Knowing how much your appliances costs to run can help you keep control of your energy bills.

Each of these points can reduce costs but combining them will help you achieve *minimum running costs*:

- choose an appliance that has the lowest input power for your needs - use the energy rating label for larger appliances
- operate the appliance for the shortest amount of time possible
- use thermostat controls, settings or energy saving features
- choose the best energy deal for your circumstances.

## Finding the input power

An appliance’s input power is shown in:

- watts (W) and kilowatts (kW)
- Joules and megajoules (MJ)

The amounts are on the label or in the instruction manual. If the label shows a range, use the higher number to work out a maximum running cost.

Not all appliances run at full power all the time. Appliances with high and low settings or thermostats. For example, air conditioners or fridges.

## Electrical appliance running cost calculator

This calculator uses a default price of 42 cents per kilowatt-hour (kWh). Use the electricity tariff on your electricity bill for more accurate results - understanding bills.

In section 3, you will need to type:

- the name of your appliance
- input power in watts (1kW = 1000W)
- the hours and minutes used per day.

### Electrical appliance running cost calculator

1

What is the cost of your electricity (cents per kWh)?

If you're unsure, the calculator uses 42 cents as its default.

2

Find out the input power rating of your appliance in watts.

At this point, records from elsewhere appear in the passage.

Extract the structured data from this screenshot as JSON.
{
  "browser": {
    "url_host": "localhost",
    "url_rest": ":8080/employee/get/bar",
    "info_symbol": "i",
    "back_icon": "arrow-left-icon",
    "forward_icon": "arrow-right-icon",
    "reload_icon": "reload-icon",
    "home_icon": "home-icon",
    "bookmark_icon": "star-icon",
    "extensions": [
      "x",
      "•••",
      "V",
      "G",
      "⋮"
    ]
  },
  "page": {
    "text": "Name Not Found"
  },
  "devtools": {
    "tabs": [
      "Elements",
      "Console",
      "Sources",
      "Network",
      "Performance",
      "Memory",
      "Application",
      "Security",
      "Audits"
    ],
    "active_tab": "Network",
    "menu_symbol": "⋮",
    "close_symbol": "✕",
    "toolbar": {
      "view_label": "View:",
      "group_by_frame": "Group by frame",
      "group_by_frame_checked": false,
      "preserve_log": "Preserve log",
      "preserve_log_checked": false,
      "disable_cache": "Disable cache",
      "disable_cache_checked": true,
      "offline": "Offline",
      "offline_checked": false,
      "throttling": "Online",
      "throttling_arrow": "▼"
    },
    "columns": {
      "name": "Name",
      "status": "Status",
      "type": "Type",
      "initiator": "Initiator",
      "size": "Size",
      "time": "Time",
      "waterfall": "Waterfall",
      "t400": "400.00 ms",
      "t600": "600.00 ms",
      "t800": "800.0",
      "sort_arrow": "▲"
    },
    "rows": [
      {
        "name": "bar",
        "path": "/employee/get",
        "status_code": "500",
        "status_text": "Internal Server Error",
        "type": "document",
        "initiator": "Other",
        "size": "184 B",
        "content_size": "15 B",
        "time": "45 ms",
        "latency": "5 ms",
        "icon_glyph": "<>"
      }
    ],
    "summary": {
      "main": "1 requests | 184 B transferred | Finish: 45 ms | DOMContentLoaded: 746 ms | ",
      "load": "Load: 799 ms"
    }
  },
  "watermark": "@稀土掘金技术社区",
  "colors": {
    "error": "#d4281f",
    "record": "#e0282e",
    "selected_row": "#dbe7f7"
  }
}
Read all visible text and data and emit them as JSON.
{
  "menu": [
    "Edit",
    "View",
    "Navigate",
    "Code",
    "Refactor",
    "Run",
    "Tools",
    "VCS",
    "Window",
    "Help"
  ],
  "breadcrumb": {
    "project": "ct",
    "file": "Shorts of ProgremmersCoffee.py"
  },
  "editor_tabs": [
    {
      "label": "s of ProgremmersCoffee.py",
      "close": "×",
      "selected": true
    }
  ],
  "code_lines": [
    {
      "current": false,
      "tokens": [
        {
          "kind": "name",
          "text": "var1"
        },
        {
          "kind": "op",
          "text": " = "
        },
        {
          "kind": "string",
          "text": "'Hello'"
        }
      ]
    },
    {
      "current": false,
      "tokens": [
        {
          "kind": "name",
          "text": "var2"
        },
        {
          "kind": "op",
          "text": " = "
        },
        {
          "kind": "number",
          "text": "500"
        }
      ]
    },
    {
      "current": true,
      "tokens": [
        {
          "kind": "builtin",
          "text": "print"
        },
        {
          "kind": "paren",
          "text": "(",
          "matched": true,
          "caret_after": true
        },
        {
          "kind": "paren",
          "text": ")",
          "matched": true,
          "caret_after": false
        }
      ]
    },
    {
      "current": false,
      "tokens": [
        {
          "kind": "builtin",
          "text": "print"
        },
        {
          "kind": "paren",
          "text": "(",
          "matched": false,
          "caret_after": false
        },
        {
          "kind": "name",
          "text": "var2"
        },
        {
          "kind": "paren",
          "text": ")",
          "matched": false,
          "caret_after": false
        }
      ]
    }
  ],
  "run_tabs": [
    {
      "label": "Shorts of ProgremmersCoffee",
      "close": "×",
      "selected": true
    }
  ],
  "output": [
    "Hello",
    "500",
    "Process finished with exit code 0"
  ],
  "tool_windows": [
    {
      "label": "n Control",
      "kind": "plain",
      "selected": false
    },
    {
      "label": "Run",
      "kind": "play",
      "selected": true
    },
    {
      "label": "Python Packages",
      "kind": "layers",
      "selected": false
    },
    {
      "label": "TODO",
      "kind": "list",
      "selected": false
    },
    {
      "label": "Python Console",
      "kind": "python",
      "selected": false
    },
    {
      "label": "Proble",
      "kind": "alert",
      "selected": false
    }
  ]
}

The input power (in watts or kilowatts) can usually be found on a label on the appliance or in its instruction manual.

3

List the details below for as many appliances as you would like.

Appliance

Power rating

(watts)

Usage per day

(hours / mins)

Daily

running cost

Quarterly

running cost

## Manually calculating costs

### Electrical appliances

Step | Action | Electrical appliance example |
---|---|---|

1 | Find out the appliance's input power in W or kW | Label shows 2400W |

2 | convert input power to kW | Divide 2400W by 1,000 = 2.4kW |

3 | Check your bill for your energy tariff rate | If you're unsure, use |

Multiply the input power by the energy tariff | 2.4 x 42 = 100.8 cents per hour | |

5 | Multiply the hourly running cost by the number of hours per day you run the appliance | If the appliance is turned on 10 hours per day: |

### Natural gas appliances

Step | Action | Gas appliance example |
---|---|---|

1 | Find out the appliance's input power in J or MJ | Label shows 26MJ |

2 | Convert input power from J to MJ | Convert J to MJ by dividing by 1,000,000. In this case, no conversion is required |

3 | Check your bill for your energy tariff rate | If you're unsure, use |

4 | Multiply the input power by the energy tariff | 26 x 4 = 104 cents per hour |

5 | Multiply the hourly running cost by the number of hours per day you run the appliance. | If the appliance is turned on 10 hours per day: |

### LPG appliances

Step | Action | LPG cylinder example |
---|---|---|

1 | Find out how much you pay to refill your LPG cylinder (ignore rental costs) | $122.25 to fill LPG cylinder |

2 | Divide the cost by how many kilograms (kg) the bottle weighs | For a 45kg bottle - |

3 | Divide the cost per kg by 49.8. | $2.72/49.8 = $0.05 per MJ |